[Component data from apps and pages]
══════

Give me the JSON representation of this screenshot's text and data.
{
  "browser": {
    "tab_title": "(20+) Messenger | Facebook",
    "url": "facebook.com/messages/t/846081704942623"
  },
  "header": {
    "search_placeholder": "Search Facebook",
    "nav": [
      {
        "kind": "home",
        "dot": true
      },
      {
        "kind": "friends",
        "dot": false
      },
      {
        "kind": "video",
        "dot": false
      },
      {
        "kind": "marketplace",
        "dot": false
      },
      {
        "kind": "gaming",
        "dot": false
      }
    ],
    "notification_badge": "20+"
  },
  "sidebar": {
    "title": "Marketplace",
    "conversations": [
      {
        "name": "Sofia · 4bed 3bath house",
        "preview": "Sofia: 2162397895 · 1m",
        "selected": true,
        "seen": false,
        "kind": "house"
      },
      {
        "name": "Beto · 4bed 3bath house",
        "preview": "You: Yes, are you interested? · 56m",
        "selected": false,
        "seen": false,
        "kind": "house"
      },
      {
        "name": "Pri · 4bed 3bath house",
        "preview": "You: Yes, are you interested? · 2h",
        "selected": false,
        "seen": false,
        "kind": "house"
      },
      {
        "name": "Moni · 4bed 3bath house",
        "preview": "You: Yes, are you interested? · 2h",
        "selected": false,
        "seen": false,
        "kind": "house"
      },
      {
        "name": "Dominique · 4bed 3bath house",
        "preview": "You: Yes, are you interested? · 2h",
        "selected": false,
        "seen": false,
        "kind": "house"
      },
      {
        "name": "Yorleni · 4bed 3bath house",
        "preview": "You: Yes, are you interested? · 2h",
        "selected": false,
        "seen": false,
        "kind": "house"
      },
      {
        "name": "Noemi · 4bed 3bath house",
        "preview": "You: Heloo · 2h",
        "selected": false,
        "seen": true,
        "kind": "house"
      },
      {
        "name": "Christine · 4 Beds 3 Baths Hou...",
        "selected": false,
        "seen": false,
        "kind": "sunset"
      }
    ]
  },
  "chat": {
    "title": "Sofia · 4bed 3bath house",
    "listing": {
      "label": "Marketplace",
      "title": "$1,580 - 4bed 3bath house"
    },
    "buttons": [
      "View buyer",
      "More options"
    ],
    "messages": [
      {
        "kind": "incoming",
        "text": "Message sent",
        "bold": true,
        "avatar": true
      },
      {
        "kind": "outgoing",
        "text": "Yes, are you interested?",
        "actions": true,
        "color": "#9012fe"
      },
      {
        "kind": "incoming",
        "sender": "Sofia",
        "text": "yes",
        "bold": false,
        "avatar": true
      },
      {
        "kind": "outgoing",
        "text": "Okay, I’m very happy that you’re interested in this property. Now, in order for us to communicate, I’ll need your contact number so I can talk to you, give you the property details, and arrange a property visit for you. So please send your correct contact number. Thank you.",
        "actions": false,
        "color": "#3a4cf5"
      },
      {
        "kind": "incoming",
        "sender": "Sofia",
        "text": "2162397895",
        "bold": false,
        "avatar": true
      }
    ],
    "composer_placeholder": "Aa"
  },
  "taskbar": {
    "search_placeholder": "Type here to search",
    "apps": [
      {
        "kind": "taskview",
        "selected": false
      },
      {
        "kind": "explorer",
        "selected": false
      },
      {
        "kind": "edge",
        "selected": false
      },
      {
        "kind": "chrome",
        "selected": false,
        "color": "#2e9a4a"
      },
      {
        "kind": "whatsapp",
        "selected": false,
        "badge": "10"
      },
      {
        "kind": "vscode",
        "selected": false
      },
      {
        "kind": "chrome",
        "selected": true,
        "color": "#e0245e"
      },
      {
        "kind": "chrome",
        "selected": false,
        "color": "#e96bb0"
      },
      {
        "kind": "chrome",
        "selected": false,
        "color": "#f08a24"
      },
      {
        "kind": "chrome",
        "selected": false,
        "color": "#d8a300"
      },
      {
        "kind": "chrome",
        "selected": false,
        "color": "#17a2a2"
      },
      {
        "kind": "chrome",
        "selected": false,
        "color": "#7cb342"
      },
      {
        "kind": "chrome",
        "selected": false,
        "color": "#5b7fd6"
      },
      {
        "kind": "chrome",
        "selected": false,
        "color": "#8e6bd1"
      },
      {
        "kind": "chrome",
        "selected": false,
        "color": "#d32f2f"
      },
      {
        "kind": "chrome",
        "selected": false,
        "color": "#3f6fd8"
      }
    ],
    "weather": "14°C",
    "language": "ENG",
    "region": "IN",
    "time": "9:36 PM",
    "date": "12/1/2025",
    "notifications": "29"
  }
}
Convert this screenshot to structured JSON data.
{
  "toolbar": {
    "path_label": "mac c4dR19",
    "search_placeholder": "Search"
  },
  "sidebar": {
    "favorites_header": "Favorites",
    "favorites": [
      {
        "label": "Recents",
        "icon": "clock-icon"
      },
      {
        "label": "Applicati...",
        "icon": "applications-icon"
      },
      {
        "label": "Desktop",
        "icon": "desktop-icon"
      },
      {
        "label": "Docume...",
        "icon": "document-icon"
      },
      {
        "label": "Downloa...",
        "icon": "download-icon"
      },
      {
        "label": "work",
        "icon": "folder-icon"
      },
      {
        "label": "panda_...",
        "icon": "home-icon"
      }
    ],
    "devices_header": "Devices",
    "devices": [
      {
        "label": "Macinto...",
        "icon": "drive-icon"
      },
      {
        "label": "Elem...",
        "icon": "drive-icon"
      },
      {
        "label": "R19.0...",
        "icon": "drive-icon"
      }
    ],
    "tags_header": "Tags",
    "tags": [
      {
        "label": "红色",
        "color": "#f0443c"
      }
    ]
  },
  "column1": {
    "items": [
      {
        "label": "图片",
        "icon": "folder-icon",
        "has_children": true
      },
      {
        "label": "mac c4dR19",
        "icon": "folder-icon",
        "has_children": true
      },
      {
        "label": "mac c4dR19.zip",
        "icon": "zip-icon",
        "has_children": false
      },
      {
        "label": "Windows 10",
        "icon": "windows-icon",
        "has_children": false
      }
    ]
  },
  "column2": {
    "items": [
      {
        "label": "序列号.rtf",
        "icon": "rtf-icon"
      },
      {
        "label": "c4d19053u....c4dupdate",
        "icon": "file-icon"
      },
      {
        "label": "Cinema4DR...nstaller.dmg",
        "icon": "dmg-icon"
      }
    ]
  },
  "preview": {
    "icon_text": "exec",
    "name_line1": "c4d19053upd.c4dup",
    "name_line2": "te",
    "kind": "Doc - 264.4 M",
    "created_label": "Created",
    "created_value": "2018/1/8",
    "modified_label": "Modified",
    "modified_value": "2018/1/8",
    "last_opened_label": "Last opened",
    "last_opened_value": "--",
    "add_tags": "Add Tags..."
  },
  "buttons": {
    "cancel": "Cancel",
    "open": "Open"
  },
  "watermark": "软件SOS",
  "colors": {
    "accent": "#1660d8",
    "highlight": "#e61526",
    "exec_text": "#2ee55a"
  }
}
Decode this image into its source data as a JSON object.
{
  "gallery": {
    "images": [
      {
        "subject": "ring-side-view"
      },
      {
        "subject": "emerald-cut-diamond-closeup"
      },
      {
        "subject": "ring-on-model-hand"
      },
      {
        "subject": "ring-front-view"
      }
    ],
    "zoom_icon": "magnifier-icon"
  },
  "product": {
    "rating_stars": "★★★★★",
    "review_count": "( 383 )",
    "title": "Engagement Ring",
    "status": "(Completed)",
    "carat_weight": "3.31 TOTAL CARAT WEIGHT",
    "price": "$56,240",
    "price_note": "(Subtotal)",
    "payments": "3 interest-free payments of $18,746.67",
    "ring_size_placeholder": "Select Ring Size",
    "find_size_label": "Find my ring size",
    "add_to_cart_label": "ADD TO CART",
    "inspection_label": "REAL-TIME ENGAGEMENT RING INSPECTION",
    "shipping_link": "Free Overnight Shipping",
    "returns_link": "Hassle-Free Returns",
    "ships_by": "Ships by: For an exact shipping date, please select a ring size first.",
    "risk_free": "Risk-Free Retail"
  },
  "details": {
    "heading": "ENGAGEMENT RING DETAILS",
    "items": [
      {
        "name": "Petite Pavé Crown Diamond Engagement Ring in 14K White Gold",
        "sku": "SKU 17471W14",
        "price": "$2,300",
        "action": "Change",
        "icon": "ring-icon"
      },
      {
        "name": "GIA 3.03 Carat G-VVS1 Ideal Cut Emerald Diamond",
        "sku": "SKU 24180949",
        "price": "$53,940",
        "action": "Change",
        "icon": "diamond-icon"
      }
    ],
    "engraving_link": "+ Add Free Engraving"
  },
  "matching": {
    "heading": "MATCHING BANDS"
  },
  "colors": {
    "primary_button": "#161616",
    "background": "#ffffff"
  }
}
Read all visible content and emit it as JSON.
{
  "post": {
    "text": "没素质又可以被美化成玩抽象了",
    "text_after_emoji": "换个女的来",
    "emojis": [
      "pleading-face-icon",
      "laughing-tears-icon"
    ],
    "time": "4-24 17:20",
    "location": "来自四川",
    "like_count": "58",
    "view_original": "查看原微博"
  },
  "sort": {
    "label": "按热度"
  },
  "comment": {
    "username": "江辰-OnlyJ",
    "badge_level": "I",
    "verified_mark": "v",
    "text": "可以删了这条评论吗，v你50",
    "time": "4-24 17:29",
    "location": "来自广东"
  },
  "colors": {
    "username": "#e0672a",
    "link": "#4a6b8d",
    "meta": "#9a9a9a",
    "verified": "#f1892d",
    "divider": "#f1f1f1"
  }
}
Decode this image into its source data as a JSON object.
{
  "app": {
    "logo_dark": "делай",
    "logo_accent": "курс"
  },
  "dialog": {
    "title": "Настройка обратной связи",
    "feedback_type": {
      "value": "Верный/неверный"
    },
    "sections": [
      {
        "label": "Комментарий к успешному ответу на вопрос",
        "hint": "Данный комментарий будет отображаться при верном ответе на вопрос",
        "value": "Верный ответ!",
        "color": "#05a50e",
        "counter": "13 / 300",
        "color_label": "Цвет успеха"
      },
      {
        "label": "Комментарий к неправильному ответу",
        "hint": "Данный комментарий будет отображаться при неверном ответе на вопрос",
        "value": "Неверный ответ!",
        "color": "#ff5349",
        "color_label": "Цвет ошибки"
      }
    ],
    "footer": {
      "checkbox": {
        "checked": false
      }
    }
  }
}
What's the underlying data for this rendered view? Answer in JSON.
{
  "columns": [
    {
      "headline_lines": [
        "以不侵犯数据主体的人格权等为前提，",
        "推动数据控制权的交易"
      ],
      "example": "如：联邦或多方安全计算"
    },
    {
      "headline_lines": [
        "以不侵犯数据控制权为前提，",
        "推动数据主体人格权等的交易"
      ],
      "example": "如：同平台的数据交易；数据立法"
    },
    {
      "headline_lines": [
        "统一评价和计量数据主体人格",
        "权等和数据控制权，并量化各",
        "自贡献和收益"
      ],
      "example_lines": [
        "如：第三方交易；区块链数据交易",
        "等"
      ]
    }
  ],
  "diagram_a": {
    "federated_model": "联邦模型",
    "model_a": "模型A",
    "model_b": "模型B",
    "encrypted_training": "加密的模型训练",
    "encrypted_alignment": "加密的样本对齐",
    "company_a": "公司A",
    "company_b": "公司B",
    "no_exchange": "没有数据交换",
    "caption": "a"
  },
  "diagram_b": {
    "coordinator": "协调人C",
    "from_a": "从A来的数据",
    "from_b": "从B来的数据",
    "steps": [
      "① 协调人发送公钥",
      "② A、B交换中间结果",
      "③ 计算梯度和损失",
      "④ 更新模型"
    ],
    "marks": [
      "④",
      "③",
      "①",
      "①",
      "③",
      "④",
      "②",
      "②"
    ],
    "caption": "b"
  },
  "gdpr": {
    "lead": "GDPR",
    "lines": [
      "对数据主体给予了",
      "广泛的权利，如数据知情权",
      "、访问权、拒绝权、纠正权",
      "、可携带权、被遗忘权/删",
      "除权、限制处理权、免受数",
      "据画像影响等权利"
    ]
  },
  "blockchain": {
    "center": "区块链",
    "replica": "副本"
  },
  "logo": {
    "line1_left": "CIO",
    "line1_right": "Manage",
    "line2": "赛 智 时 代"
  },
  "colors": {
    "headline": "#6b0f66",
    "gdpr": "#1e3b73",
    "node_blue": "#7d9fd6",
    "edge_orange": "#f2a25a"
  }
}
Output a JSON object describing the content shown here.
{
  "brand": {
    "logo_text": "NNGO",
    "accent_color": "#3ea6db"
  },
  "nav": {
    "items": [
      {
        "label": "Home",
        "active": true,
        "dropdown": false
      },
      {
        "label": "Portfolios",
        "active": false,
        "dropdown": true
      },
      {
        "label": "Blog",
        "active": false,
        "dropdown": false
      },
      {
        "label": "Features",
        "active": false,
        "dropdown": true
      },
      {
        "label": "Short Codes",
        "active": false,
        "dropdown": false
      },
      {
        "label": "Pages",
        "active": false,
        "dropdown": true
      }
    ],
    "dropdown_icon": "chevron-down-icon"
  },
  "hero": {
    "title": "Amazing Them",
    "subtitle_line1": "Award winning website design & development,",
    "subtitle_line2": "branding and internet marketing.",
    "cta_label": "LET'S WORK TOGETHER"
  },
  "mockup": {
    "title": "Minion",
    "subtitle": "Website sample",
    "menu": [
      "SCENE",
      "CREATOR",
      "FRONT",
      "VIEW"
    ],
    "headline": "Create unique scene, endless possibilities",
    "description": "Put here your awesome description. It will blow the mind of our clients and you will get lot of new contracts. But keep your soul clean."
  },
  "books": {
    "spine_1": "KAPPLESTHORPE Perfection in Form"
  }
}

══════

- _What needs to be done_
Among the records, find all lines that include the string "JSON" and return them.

- _Response to this exercise_
Give me the JSON representation of this screenshot's text and data.
Convert this screenshot to structured JSON data.
Decode this image into its source data as a JSON object.
Read all visible content and emit it as JSON.
Decode this image into its source data as a JSON object.
What's the underlying data for this rendered view? Answer in JSON.
Output a JSON object describing the content shown here.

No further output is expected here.